The Native American teenager had faced a federal misdemeanor – which carries a possible one-year prison term and a $1,000 fine – after another student was caught with the drug in his backpack and pointed to defendant as the person from whom he had purchased it. The amount of the drug found – 1 gram – is approximately enough to roll one joint, maybe two if you stretch it. In addition to the possible prison sentence and out-sized fine, the teen would have faced denial of federal student loans, public housing and government aid – for life.
Possession of marijuana has been decriminalized in Oregon. In fact, the drug has even been legal for adult recreational use in that state since 2014. But federal authorities became involved because the incident occurred at a boarding school for Native American students that is operated by the U.S. Bureau of Indian Education. That meant this 19-year-old kid, who was preparing for college in this fall, had this possible one-year federal prison term hanging over his head.
State lawmakers called for the feds to back off, saying that while use of the drug by minors certainly was not acceptable, the fact that federal prosecutors were pushing for a penalty of this teenager over a single gram of the drug was a total misallocation of resources. L.A. marijuana lawyers followed the case as it became national news recently, with features in The Washington Post and other big news outlets.
Now, it seems prosecutors have acquiesced – interesting because prosecutors often pride themselves on not bending their decisions based on the whims of the public. However in this case, it appears they did have discretion and clearly, if a case called for discretion, this was it. Plus, it probably didn’t hurt that three Oregon congressional delegates issued a public letter to the U.S. Attorney in the region, demanding that he explain his drug enforcement priorities.
The teen was a first-time offender and the amount was tiny, particularly in a state where the drug is widely available for recreational use. Prosecutors confirmed that the charges will be dropped if the teen agrees to obey the law and maintains a job for 60 days. If he meets these terms, prosecutors will move for a dismissal of the charges in early October.
His public defender called the outcome, “a fair resolution,” adding he hoped this would be the last such case to be raised by the U.S. Department of Justice.
U.S. Rep. Earl Blumenauer (D-Ore.), one of the first to raise ire about the case, later told the Willamette Week that while he was pleased to hear federal prosecutors were dropping the charges against this teen, he voiced concern about the fact that the charges were filed in the first place. He added that it was his hope the outcome in this case will set a precedent for the future that will steer prosecutors away from filing such cases to begin with, something Blumenauer called a “waste of time and resources.”
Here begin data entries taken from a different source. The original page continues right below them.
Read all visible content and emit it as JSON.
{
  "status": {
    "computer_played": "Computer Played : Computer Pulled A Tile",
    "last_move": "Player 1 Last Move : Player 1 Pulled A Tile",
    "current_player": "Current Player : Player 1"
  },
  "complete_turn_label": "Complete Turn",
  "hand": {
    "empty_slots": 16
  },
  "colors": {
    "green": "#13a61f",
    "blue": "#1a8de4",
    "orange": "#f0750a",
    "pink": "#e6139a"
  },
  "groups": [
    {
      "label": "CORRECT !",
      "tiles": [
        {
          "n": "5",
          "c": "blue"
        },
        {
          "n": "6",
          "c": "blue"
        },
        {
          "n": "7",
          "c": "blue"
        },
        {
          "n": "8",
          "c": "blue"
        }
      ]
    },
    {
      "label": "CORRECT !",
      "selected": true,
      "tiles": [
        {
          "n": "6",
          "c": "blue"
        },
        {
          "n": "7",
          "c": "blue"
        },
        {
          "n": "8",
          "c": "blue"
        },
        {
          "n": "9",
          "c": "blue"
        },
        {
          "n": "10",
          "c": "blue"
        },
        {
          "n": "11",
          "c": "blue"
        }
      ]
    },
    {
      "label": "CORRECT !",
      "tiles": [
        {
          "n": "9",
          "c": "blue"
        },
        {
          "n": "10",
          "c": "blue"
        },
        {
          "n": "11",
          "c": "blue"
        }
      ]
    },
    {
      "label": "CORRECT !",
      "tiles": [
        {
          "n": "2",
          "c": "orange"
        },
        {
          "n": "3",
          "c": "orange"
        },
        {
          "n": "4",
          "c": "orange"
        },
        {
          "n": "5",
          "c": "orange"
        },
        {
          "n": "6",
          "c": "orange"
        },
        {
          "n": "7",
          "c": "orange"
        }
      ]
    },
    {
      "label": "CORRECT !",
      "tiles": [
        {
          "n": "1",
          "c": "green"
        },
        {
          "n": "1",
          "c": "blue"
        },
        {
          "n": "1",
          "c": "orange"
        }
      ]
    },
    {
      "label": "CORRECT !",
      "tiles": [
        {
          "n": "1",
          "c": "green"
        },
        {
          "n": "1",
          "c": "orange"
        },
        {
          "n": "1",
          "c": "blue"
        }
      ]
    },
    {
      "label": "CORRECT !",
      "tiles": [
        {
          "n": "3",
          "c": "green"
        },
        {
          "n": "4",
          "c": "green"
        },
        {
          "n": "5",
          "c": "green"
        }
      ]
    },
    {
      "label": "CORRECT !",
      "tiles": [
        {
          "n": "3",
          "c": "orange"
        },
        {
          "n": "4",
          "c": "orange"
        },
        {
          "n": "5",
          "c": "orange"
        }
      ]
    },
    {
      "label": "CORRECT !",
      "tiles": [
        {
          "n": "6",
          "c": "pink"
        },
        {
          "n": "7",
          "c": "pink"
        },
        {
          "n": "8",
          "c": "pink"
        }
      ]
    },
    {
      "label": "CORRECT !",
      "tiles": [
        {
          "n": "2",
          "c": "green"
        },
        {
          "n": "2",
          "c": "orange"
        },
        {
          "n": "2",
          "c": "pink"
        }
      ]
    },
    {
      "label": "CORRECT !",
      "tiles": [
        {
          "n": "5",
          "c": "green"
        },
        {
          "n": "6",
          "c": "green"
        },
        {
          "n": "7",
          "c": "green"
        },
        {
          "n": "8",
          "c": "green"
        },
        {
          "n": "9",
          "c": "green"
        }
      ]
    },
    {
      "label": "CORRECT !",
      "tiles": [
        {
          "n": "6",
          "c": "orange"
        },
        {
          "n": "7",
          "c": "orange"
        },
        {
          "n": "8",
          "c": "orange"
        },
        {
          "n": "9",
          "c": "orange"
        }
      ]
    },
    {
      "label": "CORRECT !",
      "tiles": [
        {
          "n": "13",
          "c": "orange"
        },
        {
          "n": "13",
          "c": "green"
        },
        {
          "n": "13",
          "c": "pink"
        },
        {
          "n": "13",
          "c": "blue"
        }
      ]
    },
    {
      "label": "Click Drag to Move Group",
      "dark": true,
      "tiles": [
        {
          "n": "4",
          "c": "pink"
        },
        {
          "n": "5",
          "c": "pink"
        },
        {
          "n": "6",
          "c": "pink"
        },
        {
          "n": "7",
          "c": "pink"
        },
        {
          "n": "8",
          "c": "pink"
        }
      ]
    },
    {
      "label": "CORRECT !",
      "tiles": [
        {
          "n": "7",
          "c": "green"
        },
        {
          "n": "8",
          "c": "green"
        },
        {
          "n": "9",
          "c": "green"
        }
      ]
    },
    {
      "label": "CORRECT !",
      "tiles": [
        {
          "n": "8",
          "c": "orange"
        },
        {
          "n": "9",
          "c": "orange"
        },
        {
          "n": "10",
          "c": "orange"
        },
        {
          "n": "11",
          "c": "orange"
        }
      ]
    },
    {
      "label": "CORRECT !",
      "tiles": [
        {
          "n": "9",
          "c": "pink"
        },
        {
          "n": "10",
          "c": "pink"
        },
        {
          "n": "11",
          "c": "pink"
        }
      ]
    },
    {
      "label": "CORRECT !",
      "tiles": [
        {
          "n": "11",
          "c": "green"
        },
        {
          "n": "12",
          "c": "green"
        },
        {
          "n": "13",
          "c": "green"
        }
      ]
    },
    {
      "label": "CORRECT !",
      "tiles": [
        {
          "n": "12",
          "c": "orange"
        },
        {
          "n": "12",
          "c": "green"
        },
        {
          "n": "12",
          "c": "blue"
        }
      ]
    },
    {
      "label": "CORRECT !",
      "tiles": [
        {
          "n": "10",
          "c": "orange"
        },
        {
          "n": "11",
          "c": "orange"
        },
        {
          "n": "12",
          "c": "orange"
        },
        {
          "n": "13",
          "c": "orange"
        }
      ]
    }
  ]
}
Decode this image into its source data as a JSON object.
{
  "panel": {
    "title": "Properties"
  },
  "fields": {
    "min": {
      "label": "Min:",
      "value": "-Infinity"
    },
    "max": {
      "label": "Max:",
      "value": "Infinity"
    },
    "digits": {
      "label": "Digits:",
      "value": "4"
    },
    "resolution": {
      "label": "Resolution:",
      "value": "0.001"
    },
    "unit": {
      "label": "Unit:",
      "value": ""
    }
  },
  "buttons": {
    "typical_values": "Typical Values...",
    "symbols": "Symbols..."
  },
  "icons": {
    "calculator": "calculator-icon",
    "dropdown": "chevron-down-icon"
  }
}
The Los Angeles CANNABIS LAW Group represents growers, dispensaries, collectives, patients and those facing marijuana charges. Call us at 714-937-2050.
Feds Dropping Charges Against Native American Teenager Who Faced a Year in Jail for Cannabis, August 2016, By Leah Sottile, Willamette Week
More Blog Entries:
Teen Faces Federal Drug Charges for 1 Gram of Marijuana, Aug. 11, 2016, L.A. Marijuana Lawyer Blog